▶ Data records for software interfaces:

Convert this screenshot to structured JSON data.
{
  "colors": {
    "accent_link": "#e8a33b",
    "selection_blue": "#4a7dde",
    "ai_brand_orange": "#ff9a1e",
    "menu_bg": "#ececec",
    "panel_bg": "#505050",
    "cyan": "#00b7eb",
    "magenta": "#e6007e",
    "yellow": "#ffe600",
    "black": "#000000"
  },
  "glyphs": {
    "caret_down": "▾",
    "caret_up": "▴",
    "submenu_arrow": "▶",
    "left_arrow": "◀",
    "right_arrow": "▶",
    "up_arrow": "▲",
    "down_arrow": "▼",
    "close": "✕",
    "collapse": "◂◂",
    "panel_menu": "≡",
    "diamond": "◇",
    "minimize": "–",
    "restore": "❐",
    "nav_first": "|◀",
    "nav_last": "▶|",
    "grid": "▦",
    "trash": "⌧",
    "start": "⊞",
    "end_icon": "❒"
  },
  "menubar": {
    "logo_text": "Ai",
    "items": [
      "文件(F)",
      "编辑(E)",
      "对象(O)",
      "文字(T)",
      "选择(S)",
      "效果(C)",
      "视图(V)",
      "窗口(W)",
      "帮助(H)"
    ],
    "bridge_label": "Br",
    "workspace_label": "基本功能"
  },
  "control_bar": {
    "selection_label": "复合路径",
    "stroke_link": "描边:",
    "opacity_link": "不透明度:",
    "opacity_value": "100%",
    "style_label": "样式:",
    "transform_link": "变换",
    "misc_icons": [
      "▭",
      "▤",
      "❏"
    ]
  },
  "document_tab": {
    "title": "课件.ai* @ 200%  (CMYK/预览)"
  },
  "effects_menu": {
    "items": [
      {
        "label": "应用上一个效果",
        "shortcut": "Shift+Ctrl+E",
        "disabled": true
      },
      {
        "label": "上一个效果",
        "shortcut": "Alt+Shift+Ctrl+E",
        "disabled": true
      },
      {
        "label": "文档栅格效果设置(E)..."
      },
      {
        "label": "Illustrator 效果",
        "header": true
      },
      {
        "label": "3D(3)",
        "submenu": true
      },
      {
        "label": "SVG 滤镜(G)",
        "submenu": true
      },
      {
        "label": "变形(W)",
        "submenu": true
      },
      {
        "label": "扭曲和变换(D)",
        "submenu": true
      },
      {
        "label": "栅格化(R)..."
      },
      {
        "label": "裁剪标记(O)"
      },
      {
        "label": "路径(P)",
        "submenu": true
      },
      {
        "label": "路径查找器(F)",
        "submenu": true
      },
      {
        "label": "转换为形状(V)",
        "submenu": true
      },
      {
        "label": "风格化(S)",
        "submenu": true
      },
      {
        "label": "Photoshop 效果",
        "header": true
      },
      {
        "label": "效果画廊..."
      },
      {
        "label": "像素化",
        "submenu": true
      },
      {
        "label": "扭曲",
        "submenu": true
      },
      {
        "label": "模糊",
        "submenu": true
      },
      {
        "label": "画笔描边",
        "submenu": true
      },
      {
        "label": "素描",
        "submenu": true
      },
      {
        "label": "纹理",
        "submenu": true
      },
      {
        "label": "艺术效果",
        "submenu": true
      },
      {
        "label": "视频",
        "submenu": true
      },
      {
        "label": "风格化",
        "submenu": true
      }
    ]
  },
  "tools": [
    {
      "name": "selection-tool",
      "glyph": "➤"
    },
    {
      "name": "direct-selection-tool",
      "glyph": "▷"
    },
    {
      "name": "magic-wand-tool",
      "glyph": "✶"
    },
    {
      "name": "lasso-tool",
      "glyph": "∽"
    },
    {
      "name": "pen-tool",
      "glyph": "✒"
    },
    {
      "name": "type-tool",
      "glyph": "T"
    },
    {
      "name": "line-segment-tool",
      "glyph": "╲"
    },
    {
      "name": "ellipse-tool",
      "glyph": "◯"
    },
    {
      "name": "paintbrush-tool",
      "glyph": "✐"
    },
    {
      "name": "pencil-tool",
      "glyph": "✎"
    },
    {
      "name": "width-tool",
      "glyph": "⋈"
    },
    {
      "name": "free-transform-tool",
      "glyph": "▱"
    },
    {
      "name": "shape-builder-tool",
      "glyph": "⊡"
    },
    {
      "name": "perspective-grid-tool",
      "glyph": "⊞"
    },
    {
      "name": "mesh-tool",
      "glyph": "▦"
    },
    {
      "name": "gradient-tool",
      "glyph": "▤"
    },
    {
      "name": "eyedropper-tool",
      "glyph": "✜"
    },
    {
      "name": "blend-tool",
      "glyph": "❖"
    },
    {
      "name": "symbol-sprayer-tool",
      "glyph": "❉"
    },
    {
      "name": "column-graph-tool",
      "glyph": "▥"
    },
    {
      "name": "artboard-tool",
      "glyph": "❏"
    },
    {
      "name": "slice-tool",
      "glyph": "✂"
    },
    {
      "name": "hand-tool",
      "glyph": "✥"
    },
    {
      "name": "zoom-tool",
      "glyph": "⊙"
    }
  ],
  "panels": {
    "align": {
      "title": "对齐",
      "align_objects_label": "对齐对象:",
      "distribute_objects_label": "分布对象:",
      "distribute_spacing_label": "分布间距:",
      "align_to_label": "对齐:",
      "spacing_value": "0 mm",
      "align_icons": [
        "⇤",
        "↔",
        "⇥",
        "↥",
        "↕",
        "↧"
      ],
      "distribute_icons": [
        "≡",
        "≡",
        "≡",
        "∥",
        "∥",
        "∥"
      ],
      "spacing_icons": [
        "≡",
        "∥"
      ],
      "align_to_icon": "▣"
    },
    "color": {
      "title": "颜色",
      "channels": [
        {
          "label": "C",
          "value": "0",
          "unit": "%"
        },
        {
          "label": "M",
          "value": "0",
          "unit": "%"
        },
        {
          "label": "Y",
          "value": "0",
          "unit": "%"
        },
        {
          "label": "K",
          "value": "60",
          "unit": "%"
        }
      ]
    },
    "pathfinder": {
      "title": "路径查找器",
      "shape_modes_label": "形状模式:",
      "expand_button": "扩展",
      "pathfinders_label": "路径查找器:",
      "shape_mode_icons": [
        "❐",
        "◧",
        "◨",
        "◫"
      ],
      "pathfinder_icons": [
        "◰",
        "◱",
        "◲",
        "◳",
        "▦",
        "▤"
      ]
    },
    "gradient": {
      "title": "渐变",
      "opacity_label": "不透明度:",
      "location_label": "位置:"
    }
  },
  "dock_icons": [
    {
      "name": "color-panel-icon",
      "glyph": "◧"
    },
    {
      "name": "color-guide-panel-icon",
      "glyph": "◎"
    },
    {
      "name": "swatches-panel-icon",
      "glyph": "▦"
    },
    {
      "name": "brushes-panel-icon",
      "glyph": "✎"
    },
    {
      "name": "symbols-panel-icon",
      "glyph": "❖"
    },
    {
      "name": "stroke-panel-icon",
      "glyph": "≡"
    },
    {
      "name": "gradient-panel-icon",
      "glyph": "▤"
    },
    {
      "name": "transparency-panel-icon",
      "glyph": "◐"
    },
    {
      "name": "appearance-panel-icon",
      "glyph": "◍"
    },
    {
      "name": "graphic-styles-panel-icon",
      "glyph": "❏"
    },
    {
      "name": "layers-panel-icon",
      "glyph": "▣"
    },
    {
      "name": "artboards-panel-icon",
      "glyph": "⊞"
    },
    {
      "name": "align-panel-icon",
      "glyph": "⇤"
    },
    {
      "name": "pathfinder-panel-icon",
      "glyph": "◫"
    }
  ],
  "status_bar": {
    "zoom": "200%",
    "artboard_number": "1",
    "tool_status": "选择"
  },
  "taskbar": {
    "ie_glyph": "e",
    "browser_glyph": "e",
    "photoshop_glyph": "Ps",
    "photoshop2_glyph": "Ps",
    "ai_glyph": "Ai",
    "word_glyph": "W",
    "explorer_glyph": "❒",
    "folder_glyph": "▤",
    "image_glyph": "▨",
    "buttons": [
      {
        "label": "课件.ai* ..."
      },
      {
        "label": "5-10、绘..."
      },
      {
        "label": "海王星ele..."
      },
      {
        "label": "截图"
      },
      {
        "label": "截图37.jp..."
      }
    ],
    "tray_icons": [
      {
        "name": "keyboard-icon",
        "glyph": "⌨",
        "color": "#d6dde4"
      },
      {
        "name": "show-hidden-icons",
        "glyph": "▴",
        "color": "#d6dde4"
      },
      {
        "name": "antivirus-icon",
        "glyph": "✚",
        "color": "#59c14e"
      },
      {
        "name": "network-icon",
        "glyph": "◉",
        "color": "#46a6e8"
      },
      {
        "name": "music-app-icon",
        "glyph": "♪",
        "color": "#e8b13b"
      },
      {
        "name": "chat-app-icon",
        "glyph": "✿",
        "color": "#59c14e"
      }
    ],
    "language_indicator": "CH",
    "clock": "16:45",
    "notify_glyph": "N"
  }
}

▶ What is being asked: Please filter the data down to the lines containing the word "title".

▶ Task response:
    "title": "课件.ai* @ 200%  (CMYK/预览)"
      "title": "对齐",
      "title": "颜色",
      "title": "路径查找器",
      "title": "渐变",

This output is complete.